NERC Advanced Training Course

Statistical models for wildlife population assessment and conservation

19-23 March 2018

University of Kent

Further details of the workshop and details of how to apply for a place can be found here:


Please note that the deadline for applications is 1st October 2017.  Successful applicants will be informed in early September.

We have 30 fully-funded places (inc. travel and accommodation) and priority is given to NERC-funded PhD students but if spaces remain we are able to offer the funded places to other PhD students and early-career researchers.

Within the environmental sector there is currently a shortage of practitioners equipped with the statistical modelling skills to carry out reliable population assessments. Consequently, environmental impact assessments (EIAs) and development mitigation projects often use population assessment protocols that are not fit-for-purpose1. The skills shortage arises because (1) recent advances in statistical models for population assessment are largely confined to the academic sector with little penetration to the end-users; and (2) although many postgraduate programmes have a statistical modelling training component, this often fails to expose PhD students to new models in the area and the potential applications these have for conservation practice2. This training programme will provide a cohort of PhD students and early career researchers/practitioners with the relevant modelling skills required for a career that involves wildlife population assessment for conservation.

  1. Griffiths, Foster, Wilkinson and Sewell (2015). Science, statistics and surveys: a herpetological perspective. Journal of Applied Ecology. doi: 10.1111/1365-2664.12463
  2. McCrea and Morgan (2015). Analysis of capture-recapture data. Chapman & Hall/CRC Press, Florida.


Proposed programme of the course

The workshop will focus on ecological questions that arise in conservation practice and use real case study data. Training will include individual-based models, such as capture-recapture, but will also embrace scenarios more frequently used in EIA, such as batch-marked, presence/absence, site occupancy and counts. Applications will include newts, butterflies, birds, bees, beetles, ibex and bats. Each module will be accompanied by a practical computer session using R and each module builds on the last so that delegates build a portfolio of statistical skills.

Training outcomes:  By the end of the course, attendees will be able to:

  • construct, interpret and fit relevant stochastic models, use different methods of inference, understand the pros and cons of Bayesian and classical methods and the use of prior information;
  • personalise R code to undertake modelling of their own research data;
  • understand data needs for animal population assessments for EIAs and conservation;
  • analyse animal population data to meet both conservation and commercial needs.

Draft timetable:

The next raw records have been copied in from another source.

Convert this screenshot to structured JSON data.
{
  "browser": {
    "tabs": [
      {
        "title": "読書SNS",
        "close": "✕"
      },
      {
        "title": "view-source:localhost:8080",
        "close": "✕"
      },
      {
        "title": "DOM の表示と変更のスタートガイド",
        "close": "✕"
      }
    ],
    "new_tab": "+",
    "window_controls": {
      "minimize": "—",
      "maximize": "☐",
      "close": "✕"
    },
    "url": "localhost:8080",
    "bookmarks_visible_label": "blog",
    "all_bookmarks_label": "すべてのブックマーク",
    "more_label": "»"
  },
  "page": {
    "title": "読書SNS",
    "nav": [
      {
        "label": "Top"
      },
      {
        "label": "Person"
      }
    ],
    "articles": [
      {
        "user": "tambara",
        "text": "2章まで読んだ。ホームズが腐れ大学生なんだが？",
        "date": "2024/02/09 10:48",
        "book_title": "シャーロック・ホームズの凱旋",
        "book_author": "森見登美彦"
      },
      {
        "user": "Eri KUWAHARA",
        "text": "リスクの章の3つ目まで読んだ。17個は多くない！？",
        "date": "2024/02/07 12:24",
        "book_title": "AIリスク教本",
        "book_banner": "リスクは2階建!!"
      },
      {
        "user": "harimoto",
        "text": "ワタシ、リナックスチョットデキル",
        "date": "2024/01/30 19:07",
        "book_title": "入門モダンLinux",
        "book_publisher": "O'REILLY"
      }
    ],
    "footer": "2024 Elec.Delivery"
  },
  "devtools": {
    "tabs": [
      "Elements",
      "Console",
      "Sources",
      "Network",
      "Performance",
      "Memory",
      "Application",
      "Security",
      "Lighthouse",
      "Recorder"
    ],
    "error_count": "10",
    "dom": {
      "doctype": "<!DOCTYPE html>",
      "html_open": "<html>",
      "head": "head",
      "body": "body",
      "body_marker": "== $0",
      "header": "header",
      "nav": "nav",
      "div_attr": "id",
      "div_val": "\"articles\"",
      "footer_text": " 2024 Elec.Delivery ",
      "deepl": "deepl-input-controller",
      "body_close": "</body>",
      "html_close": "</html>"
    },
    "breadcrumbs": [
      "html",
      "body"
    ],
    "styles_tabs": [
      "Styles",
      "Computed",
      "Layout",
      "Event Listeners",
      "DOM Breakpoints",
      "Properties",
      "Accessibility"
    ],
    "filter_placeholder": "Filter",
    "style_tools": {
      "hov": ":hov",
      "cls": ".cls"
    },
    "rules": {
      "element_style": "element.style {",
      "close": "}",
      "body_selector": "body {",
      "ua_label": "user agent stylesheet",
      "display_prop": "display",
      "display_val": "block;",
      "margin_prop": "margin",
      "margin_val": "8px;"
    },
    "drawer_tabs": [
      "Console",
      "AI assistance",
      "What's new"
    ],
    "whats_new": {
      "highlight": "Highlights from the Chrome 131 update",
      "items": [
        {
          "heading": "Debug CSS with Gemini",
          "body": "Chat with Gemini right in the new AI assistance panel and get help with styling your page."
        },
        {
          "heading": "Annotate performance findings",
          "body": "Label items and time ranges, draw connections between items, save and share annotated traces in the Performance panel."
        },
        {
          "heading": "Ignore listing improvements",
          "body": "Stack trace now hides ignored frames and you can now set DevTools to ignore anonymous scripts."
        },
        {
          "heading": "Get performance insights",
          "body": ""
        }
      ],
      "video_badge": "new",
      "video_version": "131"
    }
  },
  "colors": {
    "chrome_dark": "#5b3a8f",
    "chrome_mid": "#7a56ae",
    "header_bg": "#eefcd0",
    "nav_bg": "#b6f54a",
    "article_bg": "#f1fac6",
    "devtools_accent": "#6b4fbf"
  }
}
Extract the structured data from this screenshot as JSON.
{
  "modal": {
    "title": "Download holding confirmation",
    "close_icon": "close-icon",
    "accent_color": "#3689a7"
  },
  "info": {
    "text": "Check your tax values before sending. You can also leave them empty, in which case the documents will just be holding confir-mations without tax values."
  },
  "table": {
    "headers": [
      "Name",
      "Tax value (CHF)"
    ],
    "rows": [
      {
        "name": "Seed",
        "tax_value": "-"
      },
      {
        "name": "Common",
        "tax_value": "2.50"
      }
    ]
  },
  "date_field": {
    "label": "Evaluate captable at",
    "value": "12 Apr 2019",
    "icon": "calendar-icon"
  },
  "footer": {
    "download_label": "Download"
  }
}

Module 1: Background in statistics and R (Monday PM)
  • Likelihood and probability theory
  •  Bayesian inference
  • Basic model assessment (AIC/absolute GOF)
  • Practical session: Introduction
Plenary session and Round table discussions (Tuesday AM)
Module 2: Understanding statistical uncertainty (Tuesday PM)
  • Imperfect detection
  • Data types, relationships and summaries.
  • Introduction to data sets/case studies (bees, butterflies, newts, mallards etc)
  • Practical session: converting format of data and summarising complex data.
Module 3: Model fitting and assessment (Wednesday AM+PM)
  • Estimating abundance
  • M0,Mtbh, removal
  • CR/RR
  • Occupancy
  • Practical session: model fitting, optimisation, use of packages.
Module 4: Modern challenges (Thursday AM)
  • Citizen science data
  • Small/sparse data and big data issues
  •  Cost-effectiveness in study design and statistical power.
  • Informative prior information.
  • Practical session: power analyses and adapting models
Module 5: Advanced stochastic modelling (Thursday PM)
  • modelling movement
  •  state uncertainty
  • species interaction
  • spatial models
  • integrated modelling
  • Practical session: use of Rjags, Bayesian graphical models using MCMC.
One-to-one consultation sessions (Friday AM)
Module 6: Advanced aspects of R (Friday AM)
  • Practical session: self-lead worksheets
  • Multistate examples
  • PR diagnosis
  • Diagnostic GOF testing